Q & A
Millions of people in the US have sleep apnea—suffering through restless nights, sleep deprivation, low oxygenation, and headaches, all without recognizing their symptoms.
Q: What Is Sleep Apnea?
A: This sleeping disorder is divided into two main types: obstructive and central sleep apnea. Both occur when breathing becomes very shallow or stops for short durations while sleeping, and can occur hundreds of times throughout a single sleep cycle.
Q: How Does Sleep Apnea Affect Me?
A: There are many symptoms of sleep apnea that are easily recognizable to the suffer. These include loud, chronic snoring, waking up choking or out of breath, restless sleep cycles, early morning headaches, daily fatigue, and difficulty falling or staying asleep. If a patient takes depression, blood pressure, or GERD medications, or is clinically overweight, those medication may also contribute to a sleep apnea disorder.
Q: Is Sleep Deprivation Harmful To My Health?
A: Sleep apnea can disrupt a patient’s deep sleep cycle, causing persistent sleep deprivation. Not only can this make a person feel tired and fatigued throughout the day, it can also lead to increased risk for high blood pressure, depression, headaches, ADHD symptoms, diabetes, stroke, and heart failure.
Q: Why Do I Snore?
A: Unless a patient is suffering from sinus or nasal congestion, snoring is a symptom of obstructed airways. A soft palate and collapsed tissues in the back of the throat can vibrate as air passes through. Common causes are large tonsils, sleeping position, alcohol consumption, excess weight around the neck, or sleeping pills and muscle relaxers. Snoring can also be a sign of sleep disorders, UARS (upper airway resistance syndrome) and OSA (obstructive sleep apnea). These disorders cause sleep deprivation and lead to increased headaches, migraines, heartburn, acid-reflux, and an increased risk of high blood pressure, cardiovascular disease, heart attack, stroke, and type 2 diabetes.
Q: How Do I Stop Snoring?
Q: At-home treatments for snoring include regular exercise, weight loss, and avoiding sleeping pills, alcohol, and sedative before going to bed. But, if these treatments fail to resolve a patient’s problem, they speak with their local sleep specialist to learn about treatment plans and possible apnea diagnosis
Q: How Is Sleep Apnea Treated?
Sleep apnea is often treated through sleep hygiene regimens, such as getting moderate exercise or limiting caffeine, alcohol and food consumption late in the day.
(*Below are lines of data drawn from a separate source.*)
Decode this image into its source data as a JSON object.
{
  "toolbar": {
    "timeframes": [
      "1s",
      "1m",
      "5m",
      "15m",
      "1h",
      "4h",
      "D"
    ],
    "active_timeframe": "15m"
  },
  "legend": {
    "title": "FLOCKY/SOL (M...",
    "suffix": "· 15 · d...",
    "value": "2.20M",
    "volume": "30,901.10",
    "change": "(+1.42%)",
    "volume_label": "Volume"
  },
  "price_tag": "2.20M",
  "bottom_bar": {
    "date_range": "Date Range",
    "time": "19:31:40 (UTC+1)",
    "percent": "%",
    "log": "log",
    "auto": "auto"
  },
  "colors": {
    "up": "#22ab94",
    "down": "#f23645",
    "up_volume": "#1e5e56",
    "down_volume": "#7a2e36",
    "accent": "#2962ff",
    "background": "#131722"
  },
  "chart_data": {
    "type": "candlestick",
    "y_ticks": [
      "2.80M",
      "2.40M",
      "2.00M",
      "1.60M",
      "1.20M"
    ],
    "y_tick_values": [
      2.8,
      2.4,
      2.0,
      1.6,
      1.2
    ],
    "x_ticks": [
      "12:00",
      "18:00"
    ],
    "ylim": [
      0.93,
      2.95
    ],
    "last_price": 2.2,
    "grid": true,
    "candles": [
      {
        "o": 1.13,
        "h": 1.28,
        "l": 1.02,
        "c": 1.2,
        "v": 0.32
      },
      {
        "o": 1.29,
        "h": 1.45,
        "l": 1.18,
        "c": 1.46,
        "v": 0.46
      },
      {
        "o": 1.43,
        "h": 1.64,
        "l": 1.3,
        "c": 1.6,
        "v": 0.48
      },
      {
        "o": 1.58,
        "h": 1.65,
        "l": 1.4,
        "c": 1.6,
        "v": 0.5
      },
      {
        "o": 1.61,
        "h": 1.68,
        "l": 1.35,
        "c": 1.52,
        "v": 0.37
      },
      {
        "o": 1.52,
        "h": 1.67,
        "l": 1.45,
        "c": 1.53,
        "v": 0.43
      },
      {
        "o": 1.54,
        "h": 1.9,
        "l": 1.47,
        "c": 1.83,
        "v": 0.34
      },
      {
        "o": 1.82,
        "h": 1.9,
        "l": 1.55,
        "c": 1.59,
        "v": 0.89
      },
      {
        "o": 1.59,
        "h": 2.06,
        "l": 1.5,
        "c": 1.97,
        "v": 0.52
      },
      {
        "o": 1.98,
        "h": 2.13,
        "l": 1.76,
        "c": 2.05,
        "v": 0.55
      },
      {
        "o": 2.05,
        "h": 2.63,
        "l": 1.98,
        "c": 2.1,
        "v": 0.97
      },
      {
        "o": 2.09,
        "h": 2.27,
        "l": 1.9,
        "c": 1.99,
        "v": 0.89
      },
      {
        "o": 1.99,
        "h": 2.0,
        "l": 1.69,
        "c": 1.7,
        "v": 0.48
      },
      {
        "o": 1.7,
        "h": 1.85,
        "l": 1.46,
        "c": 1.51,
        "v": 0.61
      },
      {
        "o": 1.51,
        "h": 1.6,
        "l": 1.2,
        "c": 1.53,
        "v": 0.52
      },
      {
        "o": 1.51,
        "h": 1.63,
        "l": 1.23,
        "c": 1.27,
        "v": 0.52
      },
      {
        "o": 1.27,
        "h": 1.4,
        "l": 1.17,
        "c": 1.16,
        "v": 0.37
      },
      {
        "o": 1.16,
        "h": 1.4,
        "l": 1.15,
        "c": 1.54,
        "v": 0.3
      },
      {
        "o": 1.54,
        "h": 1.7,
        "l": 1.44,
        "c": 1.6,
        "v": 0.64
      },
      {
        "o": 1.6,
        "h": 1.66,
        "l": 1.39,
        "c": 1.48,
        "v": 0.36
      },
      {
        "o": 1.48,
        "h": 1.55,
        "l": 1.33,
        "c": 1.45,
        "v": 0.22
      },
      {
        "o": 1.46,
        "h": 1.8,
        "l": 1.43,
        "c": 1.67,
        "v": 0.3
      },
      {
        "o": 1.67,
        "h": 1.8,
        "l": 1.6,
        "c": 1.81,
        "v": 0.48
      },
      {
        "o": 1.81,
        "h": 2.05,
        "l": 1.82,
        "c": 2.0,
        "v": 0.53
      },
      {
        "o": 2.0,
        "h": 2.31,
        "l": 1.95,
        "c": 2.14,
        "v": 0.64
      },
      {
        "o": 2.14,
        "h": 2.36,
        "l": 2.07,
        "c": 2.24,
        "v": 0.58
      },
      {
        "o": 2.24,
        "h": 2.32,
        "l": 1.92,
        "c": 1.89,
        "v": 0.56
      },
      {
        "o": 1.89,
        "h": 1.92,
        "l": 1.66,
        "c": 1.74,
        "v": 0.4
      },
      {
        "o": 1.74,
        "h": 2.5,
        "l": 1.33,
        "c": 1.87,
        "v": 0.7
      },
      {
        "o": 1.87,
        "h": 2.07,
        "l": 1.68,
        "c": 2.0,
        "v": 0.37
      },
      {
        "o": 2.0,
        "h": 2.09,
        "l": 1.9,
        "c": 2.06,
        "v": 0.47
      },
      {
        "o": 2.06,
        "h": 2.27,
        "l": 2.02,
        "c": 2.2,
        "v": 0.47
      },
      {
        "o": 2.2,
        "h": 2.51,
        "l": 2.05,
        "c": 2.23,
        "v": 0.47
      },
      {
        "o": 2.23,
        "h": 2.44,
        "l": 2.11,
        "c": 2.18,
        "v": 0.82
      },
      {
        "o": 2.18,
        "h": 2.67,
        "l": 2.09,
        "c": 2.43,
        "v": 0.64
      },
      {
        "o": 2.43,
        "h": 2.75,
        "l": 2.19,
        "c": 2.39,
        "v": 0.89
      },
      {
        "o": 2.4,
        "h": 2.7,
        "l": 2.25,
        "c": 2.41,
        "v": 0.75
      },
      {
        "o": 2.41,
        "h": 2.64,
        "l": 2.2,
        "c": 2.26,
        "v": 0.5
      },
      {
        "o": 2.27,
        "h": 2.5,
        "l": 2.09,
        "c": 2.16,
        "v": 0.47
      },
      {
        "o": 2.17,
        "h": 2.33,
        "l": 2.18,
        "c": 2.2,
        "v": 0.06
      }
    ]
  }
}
Breathe Right® strips and similar products can also ease sleep apnea along with CPAP machines or fitted oral appliances. Surgical options are also available depending on the patient. Maxillomandibular Advancement Surgery, or MMA surgery, tightens the soft palate and enlarges the upper airways by pulling the upper and lower jaws forward. ENT surgeons can perform soft palate surgery, or Uvulopalatopharyngoplasty (UPPP). These treatments are recommended only if the throat or mouth has severe physical obstructions.
Q: What Is Obstructive Sleep Apnea?
A: Obstructive sleep apnea occurs when a patient’s throat muscles relax and obstruct airflow, interrupting the natural breathing cycle.
Q: What Is Central Sleep Apnea?
More uncommon than obstructive sleep apnea, this type of disorder is also more dangerous. Central sleep apnea is a condition in which the patient’s muscles do not receive the signals that monitor breathing movement.
Q: What is CPAP Therapy?
CPAP, is also known as Continuous Positive Airway Pressure. Using a mask, the CPAP machine presses air gently through the nose and mouth and into the lungs. The consistent pressure allows the sleeping patient to take deep, uninterrupted breaths, without the tissues in the back of the throat collapsing. However, some patients react negatively to CPAP, since in some cases the machine can cause extreme discomfort. Dr. Garcia offers snoring treatment alternatives for those who are CPAP-intolerant.
Q: What is Oral Appliance Therapy?
A: Oral Appliance Therapy treats sleep apnea through fitted appliances that reposition the mouth to increase airflow. The most common appliance is a MRD or mandibular repositioning device. These move the jaw into a forward position, lifting the palate and increasing space located behind the tongue. But to fit each of our patients, Sleep Better Katy offers a variety of appliances including: ResMed Narval CC™, TAP® 3, SUAD™, and SomnoDent® Flex.